* _Task goal_:
The number needed is how many lines of the data hold the string "icon". Give that number and nothing more.

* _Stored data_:
# # # # #

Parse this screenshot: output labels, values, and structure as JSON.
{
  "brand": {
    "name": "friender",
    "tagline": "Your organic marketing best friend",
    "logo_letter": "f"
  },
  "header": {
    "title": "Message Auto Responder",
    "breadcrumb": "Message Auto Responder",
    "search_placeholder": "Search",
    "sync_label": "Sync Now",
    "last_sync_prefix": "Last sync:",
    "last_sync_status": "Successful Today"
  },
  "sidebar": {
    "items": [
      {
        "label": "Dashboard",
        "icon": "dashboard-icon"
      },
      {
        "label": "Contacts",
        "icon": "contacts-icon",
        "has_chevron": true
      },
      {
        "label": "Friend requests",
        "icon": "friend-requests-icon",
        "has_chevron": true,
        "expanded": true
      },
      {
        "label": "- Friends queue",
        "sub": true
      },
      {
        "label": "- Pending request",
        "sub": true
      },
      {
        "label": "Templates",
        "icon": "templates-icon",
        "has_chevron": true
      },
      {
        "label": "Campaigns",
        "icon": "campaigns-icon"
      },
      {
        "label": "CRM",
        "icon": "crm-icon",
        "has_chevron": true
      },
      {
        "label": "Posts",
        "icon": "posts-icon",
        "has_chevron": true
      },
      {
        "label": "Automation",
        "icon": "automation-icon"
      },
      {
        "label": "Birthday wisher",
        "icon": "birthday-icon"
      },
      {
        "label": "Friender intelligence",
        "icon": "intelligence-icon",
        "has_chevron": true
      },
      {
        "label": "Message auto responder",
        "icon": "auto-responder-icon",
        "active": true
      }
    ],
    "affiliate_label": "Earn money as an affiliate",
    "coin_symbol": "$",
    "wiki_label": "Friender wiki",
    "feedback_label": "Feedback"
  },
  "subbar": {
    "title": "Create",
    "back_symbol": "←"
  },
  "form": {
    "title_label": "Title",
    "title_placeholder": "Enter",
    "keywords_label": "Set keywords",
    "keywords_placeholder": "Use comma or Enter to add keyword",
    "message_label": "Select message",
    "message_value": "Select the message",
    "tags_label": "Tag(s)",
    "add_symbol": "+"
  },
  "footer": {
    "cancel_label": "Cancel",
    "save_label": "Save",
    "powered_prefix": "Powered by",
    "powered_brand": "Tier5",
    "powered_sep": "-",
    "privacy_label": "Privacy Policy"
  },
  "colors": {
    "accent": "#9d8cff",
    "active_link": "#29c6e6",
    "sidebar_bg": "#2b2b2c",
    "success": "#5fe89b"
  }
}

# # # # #

* _Solution to this exercise_:
11